|Cape Wagtail at Seeberg|
From the Gate to Seeberg we got some good birds including Cape Spurfowl, Southern Double-Collared Sunbird, Cape Sparrow, Karoo Scrub-Robin, Grey-backed Cisticola, White-backed Mousebird and Southern Black korhaan although Black Harrier was noticably absent.
|Grey Plover showing the diagnostic black "armpits"|
We decided to head off to Geelbek to see what was around as the wind was really pumping now and white horses were visible over the lagoon. At the old hide the tide was pushing the waders up towards the hide but they didn't come close enough for my 100-400mm lens. A 800mm with a 2 times converter would have been ideal in this situation. Here we picked up a few more waders and in the form of Marsh Sandpiper, Curlew Sandpiper, Little Stint, Sanderling, Ruddy Turnstone, Greenshank, Chestnut-banded Plover and some distant Bar-tailed Godwits. Some SA Shelducks were also seen in the distance along with the ubiquitous Egyptian Geese!
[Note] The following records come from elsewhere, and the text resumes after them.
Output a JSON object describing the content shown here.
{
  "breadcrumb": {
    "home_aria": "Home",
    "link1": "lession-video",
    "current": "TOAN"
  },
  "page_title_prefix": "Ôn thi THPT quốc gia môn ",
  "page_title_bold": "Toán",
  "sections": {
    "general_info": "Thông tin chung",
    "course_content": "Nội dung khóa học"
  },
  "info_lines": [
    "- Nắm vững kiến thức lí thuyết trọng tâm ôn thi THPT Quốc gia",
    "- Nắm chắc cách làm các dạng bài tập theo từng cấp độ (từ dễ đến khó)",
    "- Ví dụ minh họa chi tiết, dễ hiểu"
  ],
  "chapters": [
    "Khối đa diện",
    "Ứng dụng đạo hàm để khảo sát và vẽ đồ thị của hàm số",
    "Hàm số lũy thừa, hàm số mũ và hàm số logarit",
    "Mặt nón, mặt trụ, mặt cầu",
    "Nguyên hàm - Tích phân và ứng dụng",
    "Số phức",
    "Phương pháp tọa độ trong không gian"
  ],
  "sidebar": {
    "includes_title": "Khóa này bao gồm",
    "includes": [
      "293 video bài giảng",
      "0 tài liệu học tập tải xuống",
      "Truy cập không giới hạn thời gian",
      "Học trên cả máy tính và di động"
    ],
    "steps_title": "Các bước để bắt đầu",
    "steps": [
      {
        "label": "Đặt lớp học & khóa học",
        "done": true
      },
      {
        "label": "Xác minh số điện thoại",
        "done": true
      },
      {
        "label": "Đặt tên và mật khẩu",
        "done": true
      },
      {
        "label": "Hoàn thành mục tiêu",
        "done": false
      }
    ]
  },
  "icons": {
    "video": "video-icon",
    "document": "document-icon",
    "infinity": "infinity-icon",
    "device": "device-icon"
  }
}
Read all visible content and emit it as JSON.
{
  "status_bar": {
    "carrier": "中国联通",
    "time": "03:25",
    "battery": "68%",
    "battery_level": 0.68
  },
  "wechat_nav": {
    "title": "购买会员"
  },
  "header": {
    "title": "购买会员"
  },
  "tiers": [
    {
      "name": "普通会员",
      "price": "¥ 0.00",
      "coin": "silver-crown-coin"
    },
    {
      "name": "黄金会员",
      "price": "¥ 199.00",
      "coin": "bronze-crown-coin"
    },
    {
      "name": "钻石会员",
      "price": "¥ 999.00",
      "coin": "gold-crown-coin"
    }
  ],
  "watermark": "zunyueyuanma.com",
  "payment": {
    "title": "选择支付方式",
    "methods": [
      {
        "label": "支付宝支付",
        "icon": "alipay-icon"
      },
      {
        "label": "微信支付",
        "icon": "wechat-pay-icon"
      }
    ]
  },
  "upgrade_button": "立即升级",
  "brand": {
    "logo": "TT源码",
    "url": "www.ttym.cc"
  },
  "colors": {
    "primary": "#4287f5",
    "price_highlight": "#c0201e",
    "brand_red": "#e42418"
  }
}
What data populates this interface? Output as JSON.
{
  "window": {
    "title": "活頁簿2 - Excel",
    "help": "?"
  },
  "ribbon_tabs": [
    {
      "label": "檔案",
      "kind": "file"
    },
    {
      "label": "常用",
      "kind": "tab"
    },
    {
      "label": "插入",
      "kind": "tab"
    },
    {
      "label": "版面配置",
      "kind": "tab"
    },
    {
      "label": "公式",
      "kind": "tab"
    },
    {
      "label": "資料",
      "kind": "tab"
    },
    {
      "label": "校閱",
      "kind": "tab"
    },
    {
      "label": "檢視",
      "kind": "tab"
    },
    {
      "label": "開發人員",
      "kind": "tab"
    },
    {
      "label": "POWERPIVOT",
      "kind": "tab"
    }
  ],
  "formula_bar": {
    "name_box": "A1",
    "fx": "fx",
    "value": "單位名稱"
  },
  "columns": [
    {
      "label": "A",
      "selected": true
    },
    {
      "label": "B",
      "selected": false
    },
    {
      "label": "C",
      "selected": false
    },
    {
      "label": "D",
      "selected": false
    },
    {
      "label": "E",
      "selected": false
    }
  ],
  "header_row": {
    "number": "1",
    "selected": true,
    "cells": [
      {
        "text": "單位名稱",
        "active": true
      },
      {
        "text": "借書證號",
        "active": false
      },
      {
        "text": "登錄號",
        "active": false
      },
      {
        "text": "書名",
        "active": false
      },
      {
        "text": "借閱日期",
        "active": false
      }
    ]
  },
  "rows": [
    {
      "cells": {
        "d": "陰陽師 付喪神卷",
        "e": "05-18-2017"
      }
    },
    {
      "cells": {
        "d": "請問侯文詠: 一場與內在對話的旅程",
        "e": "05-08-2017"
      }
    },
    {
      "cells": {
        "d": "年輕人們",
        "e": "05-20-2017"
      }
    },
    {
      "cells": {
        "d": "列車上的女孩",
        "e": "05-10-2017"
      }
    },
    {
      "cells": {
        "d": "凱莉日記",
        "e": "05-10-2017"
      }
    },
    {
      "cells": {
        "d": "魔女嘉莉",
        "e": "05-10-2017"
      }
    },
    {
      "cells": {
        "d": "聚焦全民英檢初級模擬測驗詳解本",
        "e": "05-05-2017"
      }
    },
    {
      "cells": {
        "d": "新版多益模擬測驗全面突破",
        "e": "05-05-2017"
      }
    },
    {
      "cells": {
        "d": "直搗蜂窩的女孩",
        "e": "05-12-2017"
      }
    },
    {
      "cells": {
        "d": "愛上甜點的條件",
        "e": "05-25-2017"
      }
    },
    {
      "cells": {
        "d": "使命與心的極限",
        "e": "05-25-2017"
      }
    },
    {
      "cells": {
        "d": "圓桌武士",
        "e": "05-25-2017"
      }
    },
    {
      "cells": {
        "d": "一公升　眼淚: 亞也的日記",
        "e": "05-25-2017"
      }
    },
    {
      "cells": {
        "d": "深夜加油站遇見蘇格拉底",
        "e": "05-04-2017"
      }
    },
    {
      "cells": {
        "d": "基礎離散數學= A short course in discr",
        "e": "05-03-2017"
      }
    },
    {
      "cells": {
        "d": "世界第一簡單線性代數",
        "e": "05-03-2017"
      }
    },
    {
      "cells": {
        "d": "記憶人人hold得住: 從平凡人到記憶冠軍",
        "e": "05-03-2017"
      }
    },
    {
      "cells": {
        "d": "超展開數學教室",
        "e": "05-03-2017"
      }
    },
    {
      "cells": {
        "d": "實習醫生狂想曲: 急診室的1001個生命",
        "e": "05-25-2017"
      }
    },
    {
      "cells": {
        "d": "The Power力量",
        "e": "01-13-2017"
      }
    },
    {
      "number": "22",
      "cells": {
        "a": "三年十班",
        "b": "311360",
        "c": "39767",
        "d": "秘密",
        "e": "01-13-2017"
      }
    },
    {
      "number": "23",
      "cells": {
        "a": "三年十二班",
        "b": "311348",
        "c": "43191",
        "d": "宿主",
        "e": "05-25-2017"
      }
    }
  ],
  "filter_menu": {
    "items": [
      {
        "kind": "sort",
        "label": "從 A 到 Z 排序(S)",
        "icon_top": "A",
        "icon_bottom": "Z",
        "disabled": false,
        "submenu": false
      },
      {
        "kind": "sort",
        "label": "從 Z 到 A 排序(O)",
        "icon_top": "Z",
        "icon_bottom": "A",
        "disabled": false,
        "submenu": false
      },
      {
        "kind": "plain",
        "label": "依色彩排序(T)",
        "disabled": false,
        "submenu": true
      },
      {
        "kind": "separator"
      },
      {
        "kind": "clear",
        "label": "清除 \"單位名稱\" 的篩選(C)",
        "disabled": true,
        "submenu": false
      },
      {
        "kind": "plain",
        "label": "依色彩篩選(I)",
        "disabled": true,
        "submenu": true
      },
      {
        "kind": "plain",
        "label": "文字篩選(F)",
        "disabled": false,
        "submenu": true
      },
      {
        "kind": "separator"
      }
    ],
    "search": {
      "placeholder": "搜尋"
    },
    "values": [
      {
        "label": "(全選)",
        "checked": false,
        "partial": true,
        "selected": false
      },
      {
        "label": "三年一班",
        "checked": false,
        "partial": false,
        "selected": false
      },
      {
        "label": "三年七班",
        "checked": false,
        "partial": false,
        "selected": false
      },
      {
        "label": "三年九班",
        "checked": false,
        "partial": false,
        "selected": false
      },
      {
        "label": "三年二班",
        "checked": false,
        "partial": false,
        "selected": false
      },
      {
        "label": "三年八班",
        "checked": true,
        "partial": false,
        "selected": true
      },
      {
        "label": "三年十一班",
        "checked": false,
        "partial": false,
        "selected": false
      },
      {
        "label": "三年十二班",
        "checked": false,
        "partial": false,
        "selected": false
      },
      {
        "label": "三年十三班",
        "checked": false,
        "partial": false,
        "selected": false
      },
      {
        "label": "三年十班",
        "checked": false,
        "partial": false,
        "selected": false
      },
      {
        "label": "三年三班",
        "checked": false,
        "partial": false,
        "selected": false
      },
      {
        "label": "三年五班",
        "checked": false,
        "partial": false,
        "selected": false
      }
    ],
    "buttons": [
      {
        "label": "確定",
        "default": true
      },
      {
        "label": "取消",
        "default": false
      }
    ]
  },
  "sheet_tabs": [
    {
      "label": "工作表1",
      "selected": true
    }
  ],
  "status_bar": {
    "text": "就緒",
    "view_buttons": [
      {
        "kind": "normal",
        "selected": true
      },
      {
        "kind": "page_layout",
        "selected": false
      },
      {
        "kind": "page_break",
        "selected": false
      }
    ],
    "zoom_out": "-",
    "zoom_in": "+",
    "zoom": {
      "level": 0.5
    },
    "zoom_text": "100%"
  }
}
From Geelbek we headed inland to the Salt marsh hide where we got a calling Bokmakierie, African Stonechat, African Pipit (A Freakin Pipit in JP's terms), Little Grebe, Cape Bulbul, Ostrich, Lesser Swamp Warbler, Pied Starlings and Yellow Canary (which are not as yellow down here as up in Gauteng).
As it was now getting late we headed back to Seeberg to see if the European Oystercatcher had made its appearance, stopping at the lookout point where we found a Rock Kestrel soaring effortlessly on the strong wind.
Nothing had changed back at Seeberg except for slightly bigger wader flocks and a few Sandwich, Swift and Common Terns with a possible Damara Tern fishing along the shoreline.
This is a park where I would love to spend a whole weekend or even a whole week just birding with no time limits. Driving 120km from Gordons Bay to spend a mornings birding here is just too rushed as there is too much to see and experience. I think that if i am going to go for a days birding again I will definately hire a guide who has experience with the area to optimise the time available..